Go through the records and filter out every line lacking the word "circle"; copy the lines that remain.

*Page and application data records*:
_ _ _ _

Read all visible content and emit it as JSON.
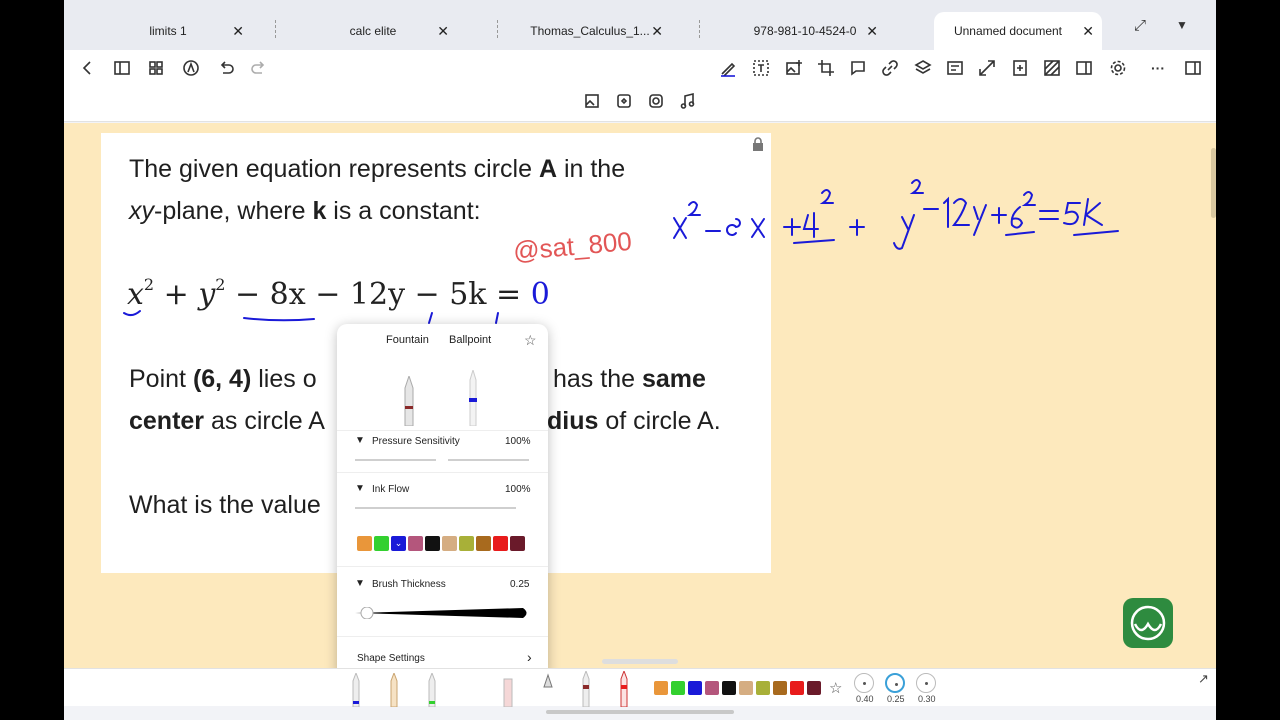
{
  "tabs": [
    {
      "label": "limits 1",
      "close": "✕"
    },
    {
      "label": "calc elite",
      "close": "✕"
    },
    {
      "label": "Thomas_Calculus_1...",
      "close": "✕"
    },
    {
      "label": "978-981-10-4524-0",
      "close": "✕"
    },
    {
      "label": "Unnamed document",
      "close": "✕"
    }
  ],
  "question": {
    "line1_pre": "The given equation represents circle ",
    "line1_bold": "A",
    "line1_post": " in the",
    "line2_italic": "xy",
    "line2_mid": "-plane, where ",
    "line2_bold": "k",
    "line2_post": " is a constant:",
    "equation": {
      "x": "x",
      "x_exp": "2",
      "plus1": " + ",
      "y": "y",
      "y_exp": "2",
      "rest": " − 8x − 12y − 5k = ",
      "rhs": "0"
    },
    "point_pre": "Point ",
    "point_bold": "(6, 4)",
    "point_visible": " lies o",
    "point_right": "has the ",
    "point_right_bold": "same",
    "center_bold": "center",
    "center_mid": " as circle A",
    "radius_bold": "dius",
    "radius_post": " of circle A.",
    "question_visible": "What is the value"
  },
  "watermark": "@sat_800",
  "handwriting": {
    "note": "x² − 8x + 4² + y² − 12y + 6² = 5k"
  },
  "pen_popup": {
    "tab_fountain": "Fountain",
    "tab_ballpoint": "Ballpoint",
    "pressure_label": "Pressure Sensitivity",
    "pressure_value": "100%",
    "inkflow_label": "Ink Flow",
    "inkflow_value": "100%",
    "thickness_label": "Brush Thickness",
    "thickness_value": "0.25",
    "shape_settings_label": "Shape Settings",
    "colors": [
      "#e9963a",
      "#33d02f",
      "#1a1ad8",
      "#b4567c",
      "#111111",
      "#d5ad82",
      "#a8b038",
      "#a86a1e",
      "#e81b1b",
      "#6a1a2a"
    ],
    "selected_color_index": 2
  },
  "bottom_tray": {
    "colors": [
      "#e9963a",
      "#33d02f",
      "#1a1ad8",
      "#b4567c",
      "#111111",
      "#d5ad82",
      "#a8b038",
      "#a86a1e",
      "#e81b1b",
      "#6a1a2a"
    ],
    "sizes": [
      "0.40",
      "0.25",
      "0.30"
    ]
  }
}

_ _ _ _

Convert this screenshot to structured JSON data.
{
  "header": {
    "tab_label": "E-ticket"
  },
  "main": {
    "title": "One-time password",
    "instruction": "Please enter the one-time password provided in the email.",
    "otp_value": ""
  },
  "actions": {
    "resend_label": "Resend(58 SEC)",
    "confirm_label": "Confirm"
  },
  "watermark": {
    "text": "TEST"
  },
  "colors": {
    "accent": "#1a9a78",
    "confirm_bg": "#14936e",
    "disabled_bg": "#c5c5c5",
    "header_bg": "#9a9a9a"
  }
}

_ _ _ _

*Reply*:
    "line1_pre": "The given equation represents circle ",
    "center_mid": " as circle A",
    "radius_post": " of circle A.",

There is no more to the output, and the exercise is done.